WORK TO BE COMPLETED: Output the full listing below exactly, without the pictures.

RECORDS FOR THIS TASK:
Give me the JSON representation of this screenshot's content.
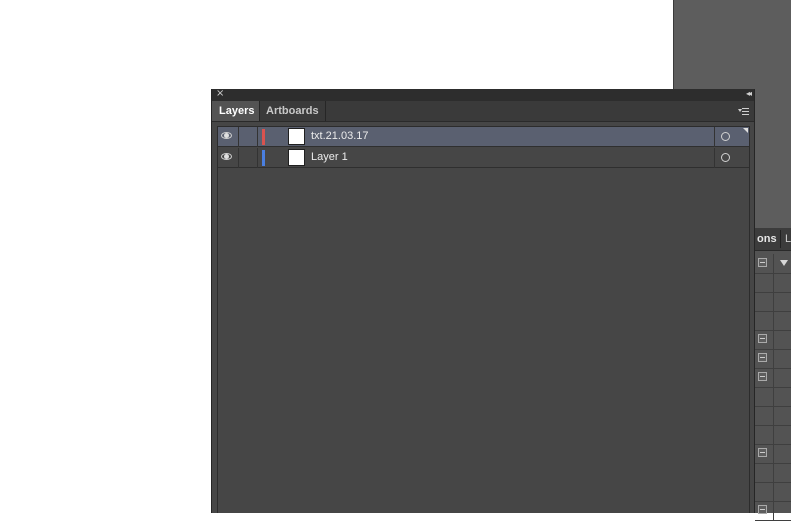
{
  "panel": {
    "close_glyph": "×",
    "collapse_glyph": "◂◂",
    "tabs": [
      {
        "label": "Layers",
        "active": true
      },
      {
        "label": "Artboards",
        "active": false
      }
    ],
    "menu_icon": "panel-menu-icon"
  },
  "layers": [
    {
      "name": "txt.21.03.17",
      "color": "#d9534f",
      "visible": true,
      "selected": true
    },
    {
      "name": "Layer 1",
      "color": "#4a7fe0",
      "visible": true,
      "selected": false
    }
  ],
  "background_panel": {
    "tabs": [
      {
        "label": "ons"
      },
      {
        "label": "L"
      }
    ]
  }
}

SOLUTION FOR THIS EXERCISE:
Give me the JSON representation of this screenshot's content.
{
  "panel": {
    "close_glyph": "×",
    "collapse_glyph": "◂◂",
    "tabs": [
      {
        "label": "Layers",
        "active": true
      },
      {
        "label": "Artboards",
        "active": false
      }
    ],
    "menu_icon": "panel-menu-icon"
  },
  "layers": [
    {
      "name": "txt.21.03.17",
      "color": "#d9534f",
      "visible": true,
      "selected": true
    },
    {
      "name": "Layer 1",
      "color": "#4a7fe0",
      "visible": true,
      "selected": false
    }
  ],
  "background_panel": {
    "tabs": [
      {
        "label": "ons"
      },
      {
        "label": "L"
      }
    ]
  }
}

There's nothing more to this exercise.